— Work required —
Below are the records; reproduce all of them exactly but without any images.

────────────────

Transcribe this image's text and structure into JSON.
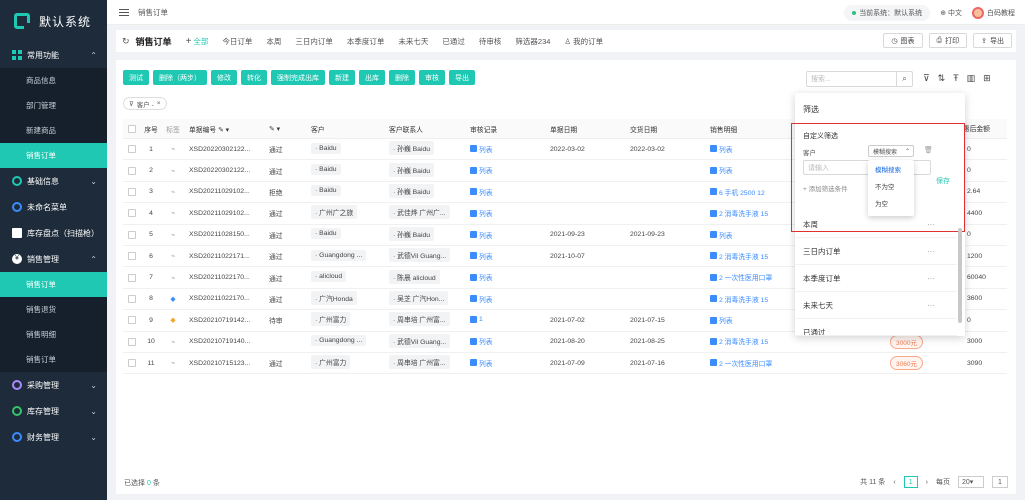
{
  "app": {
    "title": "默认系统"
  },
  "topbar": {
    "breadcrumb": "销售订单",
    "system_label": "当前系统：默认系统",
    "language": "中文",
    "user": "白码教程"
  },
  "sidebar": {
    "groups": [
      {
        "label": "常用功能",
        "icon": "grid-icon",
        "expanded": true,
        "items": [
          "商品信息",
          "部门管理",
          "新建商品",
          "销售订单"
        ],
        "active": "销售订单"
      },
      {
        "label": "基础信息",
        "icon": "circle-icon",
        "expanded": false
      },
      {
        "label": "未命名菜单",
        "icon": "circle-icon",
        "expanded": false
      },
      {
        "label": "库存盘点（扫描枪）",
        "icon": "building-icon",
        "expanded": false
      },
      {
        "label": "销售管理",
        "icon": "yen-icon",
        "expanded": true,
        "items": [
          "销售订单",
          "销售退货",
          "销售明细",
          "销售订单"
        ],
        "active": "销售订单"
      },
      {
        "label": "采购管理",
        "icon": "circle-icon",
        "expanded": false
      },
      {
        "label": "库存管理",
        "icon": "circle-icon",
        "expanded": false
      },
      {
        "label": "财务管理",
        "icon": "circle-icon",
        "expanded": false
      }
    ]
  },
  "tabs": {
    "page_title": "销售订单",
    "items": [
      "全部",
      "今日订单",
      "本周",
      "三日内订单",
      "本季度订单",
      "未来七天",
      "已通过",
      "待审核",
      "筛选器234",
      "我的订单"
    ],
    "active": "全部"
  },
  "actions": {
    "chart": "图表",
    "print": "打印",
    "export": "导出"
  },
  "toolbar": [
    "测试",
    "删除（两步）",
    "修改",
    "转化",
    "强制完成出库",
    "新建",
    "出库",
    "删除",
    "审核",
    "导出"
  ],
  "filter_tag": "客户 -",
  "search": {
    "placeholder": "搜索..."
  },
  "table": {
    "headers": [
      "序号",
      "标签",
      "单据编号",
      "",
      "客户",
      "客户联系人",
      "审核记录",
      "单据日期",
      "交货日期",
      "销售明细"
    ],
    "rows": [
      {
        "no": "1",
        "tag": "link",
        "code": "XSD20220302122...",
        "status": "通过",
        "customer": "Baidu",
        "contact": "孙巍 Baidu",
        "audit": "列表",
        "date1": "2022-03-02",
        "date2": "2022-03-02",
        "detail": "列表",
        "amount": "0"
      },
      {
        "no": "2",
        "tag": "link",
        "code": "XSD20220302122...",
        "status": "通过",
        "customer": "Baidu",
        "contact": "孙巍 Baidu",
        "audit": "列表",
        "date1": "",
        "date2": "",
        "detail": "列表",
        "amount": "0"
      },
      {
        "no": "3",
        "tag": "link",
        "code": "XSD20211029102...",
        "status": "拒绝",
        "customer": "Baidu",
        "contact": "孙巍 Baidu",
        "audit": "列表",
        "date1": "",
        "date2": "",
        "detail": "6  手机 2500 12",
        "amount": "2.64"
      },
      {
        "no": "4",
        "tag": "link",
        "code": "XSD20211029102...",
        "status": "通过",
        "customer": "广州广之旅",
        "contact": "武佳烨 广州广...",
        "audit": "列表",
        "date1": "",
        "date2": "",
        "detail": "2  消毒洗手液 15",
        "amount": "4400"
      },
      {
        "no": "5",
        "tag": "link",
        "code": "XSD20211028150...",
        "status": "通过",
        "customer": "Baidu",
        "contact": "孙巍 Baidu",
        "audit": "列表",
        "date1": "2021-09-23",
        "date2": "2021-09-23",
        "detail": "列表",
        "amount": "0"
      },
      {
        "no": "6",
        "tag": "link",
        "code": "XSD20211022171...",
        "status": "通过",
        "customer": "Guangdong ...",
        "contact": "武德Vil Guang...",
        "audit": "列表",
        "date1": "2021-10-07",
        "date2": "",
        "detail": "2  消毒洗手液 15",
        "amount": "1200"
      },
      {
        "no": "7",
        "tag": "link",
        "code": "XSD20211022170...",
        "status": "通过",
        "customer": "alicloud",
        "contact": "陈晨 alicloud",
        "audit": "列表",
        "date1": "",
        "date2": "",
        "detail": "2  一次性医用口罩",
        "amount": "60040"
      },
      {
        "no": "8",
        "tag": "blue",
        "code": "XSD20211022170...",
        "status": "通过",
        "customer": "广汽Honda",
        "contact": "吴芝 广汽Hon...",
        "audit": "列表",
        "date1": "",
        "date2": "",
        "detail": "2  消毒洗手液 15",
        "amount": "3600"
      },
      {
        "no": "9",
        "tag": "orange",
        "code": "XSD20210719142...",
        "status": "待审",
        "customer": "广州富力",
        "contact": "周串培 广州富...",
        "audit": "1",
        "date1": "2021-07-02",
        "date2": "2021-07-15",
        "detail": "列表",
        "amount": "0"
      },
      {
        "no": "10",
        "tag": "link",
        "code": "XSD20210719140...",
        "status": "",
        "customer": "Guangdong ...",
        "contact": "武德Vil Guang...",
        "audit": "列表",
        "date1": "2021-08-20",
        "date2": "2021-08-25",
        "detail": "2  消毒洗手液 15",
        "amount": "3000",
        "amount_tag": "3000元"
      },
      {
        "no": "11",
        "tag": "link",
        "code": "XSD20210715123...",
        "status": "通过",
        "customer": "广州富力",
        "contact": "周串培 广州富...",
        "audit": "列表",
        "date1": "2021-07-09",
        "date2": "2021-07-16",
        "detail": "2  一次性医用口罩",
        "amount": "3090",
        "amount_tag": "3060元"
      }
    ],
    "right_header": "优惠后金额"
  },
  "filter_panel": {
    "title": "筛选",
    "custom_title": "自定义筛选",
    "field": "客户",
    "mode": "模糊搜索",
    "input_placeholder": "请输入",
    "add_label": "添加筛选条件",
    "save_label": "保存",
    "dropdown": [
      "模糊搜索",
      "不为空",
      "为空"
    ],
    "items": [
      "本周",
      "三日内订单",
      "本季度订单",
      "未来七天",
      "已通过"
    ]
  },
  "footer": {
    "selected_prefix": "已选择",
    "selected_count": "0",
    "selected_suffix": "条",
    "total": "共 11 条",
    "per_page_label": "每页",
    "per_page": "20",
    "page": "1",
    "goto_input": "1",
    "prev": "‹",
    "next": "›"
  },
  "colors": {
    "accent": "#1ec8b3",
    "sidebar": "#1d2b3a",
    "highlight_box": "#e03030",
    "link": "#3b8cff"
  }
}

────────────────

— Exercise answer —
Transcribe this image's text and structure into JSON.
{
  "app": {
    "title": "默认系统"
  },
  "topbar": {
    "breadcrumb": "销售订单",
    "system_label": "当前系统：默认系统",
    "language": "中文",
    "user": "白码教程"
  },
  "sidebar": {
    "groups": [
      {
        "label": "常用功能",
        "icon": "grid-icon",
        "expanded": true,
        "items": [
          "商品信息",
          "部门管理",
          "新建商品",
          "销售订单"
        ],
        "active": "销售订单"
      },
      {
        "label": "基础信息",
        "icon": "circle-icon",
        "expanded": false
      },
      {
        "label": "未命名菜单",
        "icon": "circle-icon",
        "expanded": false
      },
      {
        "label": "库存盘点（扫描枪）",
        "icon": "building-icon",
        "expanded": false
      },
      {
        "label": "销售管理",
        "icon": "yen-icon",
        "expanded": true,
        "items": [
          "销售订单",
          "销售退货",
          "销售明细",
          "销售订单"
        ],
        "active": "销售订单"
      },
      {
        "label": "采购管理",
        "icon": "circle-icon",
        "expanded": false
      },
      {
        "label": "库存管理",
        "icon": "circle-icon",
        "expanded": false
      },
      {
        "label": "财务管理",
        "icon": "circle-icon",
        "expanded": false
      }
    ]
  },
  "tabs": {
    "page_title": "销售订单",
    "items": [
      "全部",
      "今日订单",
      "本周",
      "三日内订单",
      "本季度订单",
      "未来七天",
      "已通过",
      "待审核",
      "筛选器234",
      "我的订单"
    ],
    "active": "全部"
  },
  "actions": {
    "chart": "图表",
    "print": "打印",
    "export": "导出"
  },
  "toolbar": [
    "测试",
    "删除（两步）",
    "修改",
    "转化",
    "强制完成出库",
    "新建",
    "出库",
    "删除",
    "审核",
    "导出"
  ],
  "filter_tag": "客户 -",
  "search": {
    "placeholder": "搜索..."
  },
  "table": {
    "headers": [
      "序号",
      "标签",
      "单据编号",
      "",
      "客户",
      "客户联系人",
      "审核记录",
      "单据日期",
      "交货日期",
      "销售明细"
    ],
    "rows": [
      {
        "no": "1",
        "tag": "link",
        "code": "XSD20220302122...",
        "status": "通过",
        "customer": "Baidu",
        "contact": "孙巍 Baidu",
        "audit": "列表",
        "date1": "2022-03-02",
        "date2": "2022-03-02",
        "detail": "列表",
        "amount": "0"
      },
      {
        "no": "2",
        "tag": "link",
        "code": "XSD20220302122...",
        "status": "通过",
        "customer": "Baidu",
        "contact": "孙巍 Baidu",
        "audit": "列表",
        "date1": "",
        "date2": "",
        "detail": "列表",
        "amount": "0"
      },
      {
        "no": "3",
        "tag": "link",
        "code": "XSD20211029102...",
        "status": "拒绝",
        "customer": "Baidu",
        "contact": "孙巍 Baidu",
        "audit": "列表",
        "date1": "",
        "date2": "",
        "detail": "6  手机 2500 12",
        "amount": "2.64"
      },
      {
        "no": "4",
        "tag": "link",
        "code": "XSD20211029102...",
        "status": "通过",
        "customer": "广州广之旅",
        "contact": "武佳烨 广州广...",
        "audit": "列表",
        "date1": "",
        "date2": "",
        "detail": "2  消毒洗手液 15",
        "amount": "4400"
      },
      {
        "no": "5",
        "tag": "link",
        "code": "XSD20211028150...",
        "status": "通过",
        "customer": "Baidu",
        "contact": "孙巍 Baidu",
        "audit": "列表",
        "date1": "2021-09-23",
        "date2": "2021-09-23",
        "detail": "列表",
        "amount": "0"
      },
      {
        "no": "6",
        "tag": "link",
        "code": "XSD20211022171...",
        "status": "通过",
        "customer": "Guangdong ...",
        "contact": "武德Vil Guang...",
        "audit": "列表",
        "date1": "2021-10-07",
        "date2": "",
        "detail": "2  消毒洗手液 15",
        "amount": "1200"
      },
      {
        "no": "7",
        "tag": "link",
        "code": "XSD20211022170...",
        "status": "通过",
        "customer": "alicloud",
        "contact": "陈晨 alicloud",
        "audit": "列表",
        "date1": "",
        "date2": "",
        "detail": "2  一次性医用口罩",
        "amount": "60040"
      },
      {
        "no": "8",
        "tag": "blue",
        "code": "XSD20211022170...",
        "status": "通过",
        "customer": "广汽Honda",
        "contact": "吴芝 广汽Hon...",
        "audit": "列表",
        "date1": "",
        "date2": "",
        "detail": "2  消毒洗手液 15",
        "amount": "3600"
      },
      {
        "no": "9",
        "tag": "orange",
        "code": "XSD20210719142...",
        "status": "待审",
        "customer": "广州富力",
        "contact": "周串培 广州富...",
        "audit": "1",
        "date1": "2021-07-02",
        "date2": "2021-07-15",
        "detail": "列表",
        "amount": "0"
      },
      {
        "no": "10",
        "tag": "link",
        "code": "XSD20210719140...",
        "status": "",
        "customer": "Guangdong ...",
        "contact": "武德Vil Guang...",
        "audit": "列表",
        "date1": "2021-08-20",
        "date2": "2021-08-25",
        "detail": "2  消毒洗手液 15",
        "amount": "3000",
        "amount_tag": "3000元"
      },
      {
        "no": "11",
        "tag": "link",
        "code": "XSD20210715123...",
        "status": "通过",
        "customer": "广州富力",
        "contact": "周串培 广州富...",
        "audit": "列表",
        "date1": "2021-07-09",
        "date2": "2021-07-16",
        "detail": "2  一次性医用口罩",
        "amount": "3090",
        "amount_tag": "3060元"
      }
    ],
    "right_header": "优惠后金额"
  },
  "filter_panel": {
    "title": "筛选",
    "custom_title": "自定义筛选",
    "field": "客户",
    "mode": "模糊搜索",
    "input_placeholder": "请输入",
    "add_label": "添加筛选条件",
    "save_label": "保存",
    "dropdown": [
      "模糊搜索",
      "不为空",
      "为空"
    ],
    "items": [
      "本周",
      "三日内订单",
      "本季度订单",
      "未来七天",
      "已通过"
    ]
  },
  "footer": {
    "selected_prefix": "已选择",
    "selected_count": "0",
    "selected_suffix": "条",
    "total": "共 11 条",
    "per_page_label": "每页",
    "per_page": "20",
    "page": "1",
    "goto_input": "1",
    "prev": "‹",
    "next": "›"
  },
  "colors": {
    "accent": "#1ec8b3",
    "sidebar": "#1d2b3a",
    "highlight_box": "#e03030",
    "link": "#3b8cff"
  }
}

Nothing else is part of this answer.